Daily Life Reflections
Unlike many families in our eat-and-run culture, I ate dinner at the dining room (or kitchen) table. When we were kids, my sister and I also wolfed down our Captain Crunch and Apple Jacks at the kitchen table before walking to the bus stop.
A dining room table is a place for family togetherness. In our home, dinnertime serves as a moment for the four (or three or even two) of us to sit together and discuss daily events.
“How was your day?” The dining room table might reply, “I sat in a dark room staring out the front window. It was lonely until the cat came and scratched one of my chair legs and then curled up on a seat for a nap.” Have you had such a day?
“What did you learn at school today?” “What happened in your world today?” “Are we having chicken again?” It might not be a deep, philosophical exchange but it keeps us in touch with each other.
If you’re like my family, the dining room table is in the dining room and gets used for everything except mealtime. That’s a statement about our daily life, too. What we expect occasionally happens, but most of the time we live in the flux of the unexpected.
Our dining room table:
Collects an assortment of junk – mail, books, games and a quick look at my recent garage sale woes reminds you our life resembles this
Can be about fun and games – this is where the two, four or more of us gather with cards, Apples to Apples, Monopoly, etc. – life has some fun times, too
Invites friends and family to sit and stay awhile – have you ever noticed how everyone lingers even after the food is gone? Some moments of life should be savored
Can be covered or bare – some occasions merit a formal tablecloth, while others are happy to see the oak finish. Depending on where we are and who is around us, we might choose to cover our hurts or expose them

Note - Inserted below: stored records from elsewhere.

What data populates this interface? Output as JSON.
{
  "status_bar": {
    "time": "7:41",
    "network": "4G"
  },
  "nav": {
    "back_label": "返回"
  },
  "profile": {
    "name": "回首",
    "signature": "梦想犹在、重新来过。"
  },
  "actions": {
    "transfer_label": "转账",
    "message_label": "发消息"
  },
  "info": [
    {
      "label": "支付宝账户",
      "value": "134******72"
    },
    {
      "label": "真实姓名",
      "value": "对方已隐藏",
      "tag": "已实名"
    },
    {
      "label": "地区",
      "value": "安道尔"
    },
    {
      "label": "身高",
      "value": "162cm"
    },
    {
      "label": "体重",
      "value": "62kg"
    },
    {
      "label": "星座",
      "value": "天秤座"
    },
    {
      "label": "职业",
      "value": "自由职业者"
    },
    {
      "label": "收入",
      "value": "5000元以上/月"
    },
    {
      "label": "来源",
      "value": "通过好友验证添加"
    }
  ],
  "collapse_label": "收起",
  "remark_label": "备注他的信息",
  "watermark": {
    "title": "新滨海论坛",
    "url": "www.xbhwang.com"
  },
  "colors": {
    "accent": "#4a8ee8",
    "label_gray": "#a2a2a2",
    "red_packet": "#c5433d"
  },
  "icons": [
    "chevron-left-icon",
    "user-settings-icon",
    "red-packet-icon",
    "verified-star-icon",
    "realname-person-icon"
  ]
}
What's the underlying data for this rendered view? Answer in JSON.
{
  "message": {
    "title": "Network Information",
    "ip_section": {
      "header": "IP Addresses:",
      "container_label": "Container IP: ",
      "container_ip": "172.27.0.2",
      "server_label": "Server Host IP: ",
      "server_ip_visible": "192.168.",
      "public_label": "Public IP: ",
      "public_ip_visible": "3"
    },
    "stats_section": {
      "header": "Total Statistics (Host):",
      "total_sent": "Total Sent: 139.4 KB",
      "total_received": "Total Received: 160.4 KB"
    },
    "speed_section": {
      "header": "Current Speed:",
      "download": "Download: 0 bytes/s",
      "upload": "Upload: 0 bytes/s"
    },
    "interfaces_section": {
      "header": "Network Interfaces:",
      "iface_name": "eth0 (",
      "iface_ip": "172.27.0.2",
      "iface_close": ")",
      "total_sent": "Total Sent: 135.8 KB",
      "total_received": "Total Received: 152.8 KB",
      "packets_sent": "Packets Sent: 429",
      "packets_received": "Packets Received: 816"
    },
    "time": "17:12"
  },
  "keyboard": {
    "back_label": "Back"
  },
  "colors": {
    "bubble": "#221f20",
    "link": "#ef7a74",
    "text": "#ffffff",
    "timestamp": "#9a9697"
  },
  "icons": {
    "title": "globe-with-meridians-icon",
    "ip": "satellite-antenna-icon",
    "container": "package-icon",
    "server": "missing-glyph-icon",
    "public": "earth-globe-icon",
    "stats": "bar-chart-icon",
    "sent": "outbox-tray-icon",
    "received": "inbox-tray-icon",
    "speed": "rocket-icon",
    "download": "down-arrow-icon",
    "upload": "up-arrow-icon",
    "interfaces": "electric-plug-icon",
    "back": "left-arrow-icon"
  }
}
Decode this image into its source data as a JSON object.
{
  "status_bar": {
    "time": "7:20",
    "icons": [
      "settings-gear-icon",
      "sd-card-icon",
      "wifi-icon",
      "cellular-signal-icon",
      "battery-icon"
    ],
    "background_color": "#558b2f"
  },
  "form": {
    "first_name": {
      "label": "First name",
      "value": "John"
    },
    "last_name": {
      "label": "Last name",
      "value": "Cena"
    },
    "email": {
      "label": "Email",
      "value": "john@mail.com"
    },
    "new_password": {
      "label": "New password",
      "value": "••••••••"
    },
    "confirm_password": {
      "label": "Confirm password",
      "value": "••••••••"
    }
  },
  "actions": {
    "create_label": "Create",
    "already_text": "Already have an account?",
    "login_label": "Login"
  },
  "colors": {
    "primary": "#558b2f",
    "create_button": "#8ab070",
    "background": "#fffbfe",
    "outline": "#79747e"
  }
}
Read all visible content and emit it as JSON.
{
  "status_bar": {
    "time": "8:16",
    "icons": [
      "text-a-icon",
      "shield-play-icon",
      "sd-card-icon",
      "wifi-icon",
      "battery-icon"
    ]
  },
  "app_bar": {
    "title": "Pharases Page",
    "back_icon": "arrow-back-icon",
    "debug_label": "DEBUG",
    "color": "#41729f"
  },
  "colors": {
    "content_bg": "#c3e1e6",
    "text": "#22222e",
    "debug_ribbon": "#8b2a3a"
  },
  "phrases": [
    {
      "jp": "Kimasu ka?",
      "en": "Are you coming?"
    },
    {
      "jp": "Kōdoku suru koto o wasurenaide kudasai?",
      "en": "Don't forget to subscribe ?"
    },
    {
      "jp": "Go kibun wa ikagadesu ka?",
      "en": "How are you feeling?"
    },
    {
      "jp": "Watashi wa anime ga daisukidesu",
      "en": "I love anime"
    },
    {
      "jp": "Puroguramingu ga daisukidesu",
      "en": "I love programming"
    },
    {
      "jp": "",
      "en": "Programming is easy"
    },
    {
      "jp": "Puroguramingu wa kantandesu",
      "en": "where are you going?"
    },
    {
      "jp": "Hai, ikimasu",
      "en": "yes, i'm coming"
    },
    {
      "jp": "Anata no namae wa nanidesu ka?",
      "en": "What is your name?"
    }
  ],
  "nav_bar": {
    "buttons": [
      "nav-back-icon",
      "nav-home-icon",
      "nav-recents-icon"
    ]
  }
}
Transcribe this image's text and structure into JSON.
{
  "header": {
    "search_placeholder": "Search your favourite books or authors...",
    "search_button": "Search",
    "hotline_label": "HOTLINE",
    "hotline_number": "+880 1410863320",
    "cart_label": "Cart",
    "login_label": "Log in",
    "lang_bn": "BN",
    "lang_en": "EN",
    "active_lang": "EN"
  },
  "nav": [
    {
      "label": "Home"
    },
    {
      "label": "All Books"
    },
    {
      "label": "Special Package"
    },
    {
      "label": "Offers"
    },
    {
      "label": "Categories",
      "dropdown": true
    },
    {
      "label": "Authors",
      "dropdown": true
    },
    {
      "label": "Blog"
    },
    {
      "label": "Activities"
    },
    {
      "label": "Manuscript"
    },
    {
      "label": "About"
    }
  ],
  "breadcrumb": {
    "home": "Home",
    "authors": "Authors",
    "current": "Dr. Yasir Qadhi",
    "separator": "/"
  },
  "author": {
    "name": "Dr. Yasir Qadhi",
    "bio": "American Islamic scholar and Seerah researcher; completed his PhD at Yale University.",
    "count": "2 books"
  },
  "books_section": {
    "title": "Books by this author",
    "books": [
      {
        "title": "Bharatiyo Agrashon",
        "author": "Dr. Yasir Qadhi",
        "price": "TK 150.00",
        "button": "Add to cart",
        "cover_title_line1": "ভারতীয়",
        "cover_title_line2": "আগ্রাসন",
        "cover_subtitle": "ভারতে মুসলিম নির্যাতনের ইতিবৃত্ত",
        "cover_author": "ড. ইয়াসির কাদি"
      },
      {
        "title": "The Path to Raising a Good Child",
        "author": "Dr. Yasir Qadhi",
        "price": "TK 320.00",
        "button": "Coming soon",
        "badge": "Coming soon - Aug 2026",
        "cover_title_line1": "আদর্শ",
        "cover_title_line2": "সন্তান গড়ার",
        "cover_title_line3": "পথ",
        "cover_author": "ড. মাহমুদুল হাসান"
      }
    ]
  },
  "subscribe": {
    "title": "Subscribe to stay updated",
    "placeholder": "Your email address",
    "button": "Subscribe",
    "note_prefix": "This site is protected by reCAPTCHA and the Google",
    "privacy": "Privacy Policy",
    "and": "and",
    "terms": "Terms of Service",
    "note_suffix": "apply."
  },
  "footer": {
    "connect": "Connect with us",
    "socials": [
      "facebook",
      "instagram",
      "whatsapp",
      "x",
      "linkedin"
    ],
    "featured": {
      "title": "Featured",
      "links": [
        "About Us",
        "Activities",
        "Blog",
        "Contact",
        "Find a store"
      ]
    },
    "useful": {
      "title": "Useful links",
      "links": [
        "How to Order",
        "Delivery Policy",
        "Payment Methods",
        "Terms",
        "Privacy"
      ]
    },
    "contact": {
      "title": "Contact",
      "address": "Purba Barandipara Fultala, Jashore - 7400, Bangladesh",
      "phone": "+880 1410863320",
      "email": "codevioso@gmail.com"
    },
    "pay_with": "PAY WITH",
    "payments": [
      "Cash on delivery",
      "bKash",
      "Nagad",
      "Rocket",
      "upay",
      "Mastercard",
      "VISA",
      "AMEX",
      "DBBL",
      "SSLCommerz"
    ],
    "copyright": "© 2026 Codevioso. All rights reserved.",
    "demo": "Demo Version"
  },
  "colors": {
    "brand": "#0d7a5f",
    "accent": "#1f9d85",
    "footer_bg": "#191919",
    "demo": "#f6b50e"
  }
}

Needing refinishing: When the boys were little, we had a booster chair that you hung off the side of the table. Needless to say, bowls, spoons and cups became drumsticks on the drum of the tabletop. It didn’t take long until the varnish peeled away.
When our kids are little, time is an elusive imp. There are never enough hours in a day to accomplish our to-do list, not if we want to sleep anyway. This season of life stretched like eternity when I was in it.
Using all the leaves: Whether for birthday parties, game days, dinners, or a hang-out for the neighborhood kids, we needed a table with more than one expansion. This was a joy to me because I wanted to know who my boys hung out with.
This season stretched, like the table with all the leaves inserted, through all the school years. It meant extra trips to the grocery store and a house more cluttered than clean, but it kept the mama table content.
Adding more chairs: Even as our kids aged, we needed more chairs at the dinner table and for holiday dinners. Friends from college or old high school buddies spent time around the table – mostly for D and D or LAN parties. Good thing we had those ten chairs.
Inevitable fact of life: kids grow up. They go to college and move away. They find a special someone to join with, starting the seasons anew. Our table has yet to see brides for our handsome princes, but both of them have serious attachments and those girls have a place at our table.
Storing the leaves: If you pull this beautiful oak table all the way open, there’s room to store one of the heavy leaves. The other one generally leans against the wall in the entry closet. They’re close at hand, ready to host a gathering of family or friends, but most of the time, a more intimate arrangement prevails.
I’ve spent a few posts mourning and delighting in this phase of empty nesting. I’m reminded anew that even though that table is solid oak, it requires attention to stay beautiful. The same can be said for marriage.
Too often we focus our time and energy on the children and our spouse becomes that stranger in the bed beside us. If that’s the case, the close quarters brought on when the table size is reduced can feel uncomfortable.
What sort of dining room table are you sitting at? Think of a benefit for your current stage, it will be gone soon enough (unless you’re an empty nester – we hope that one stretches for another 40 years).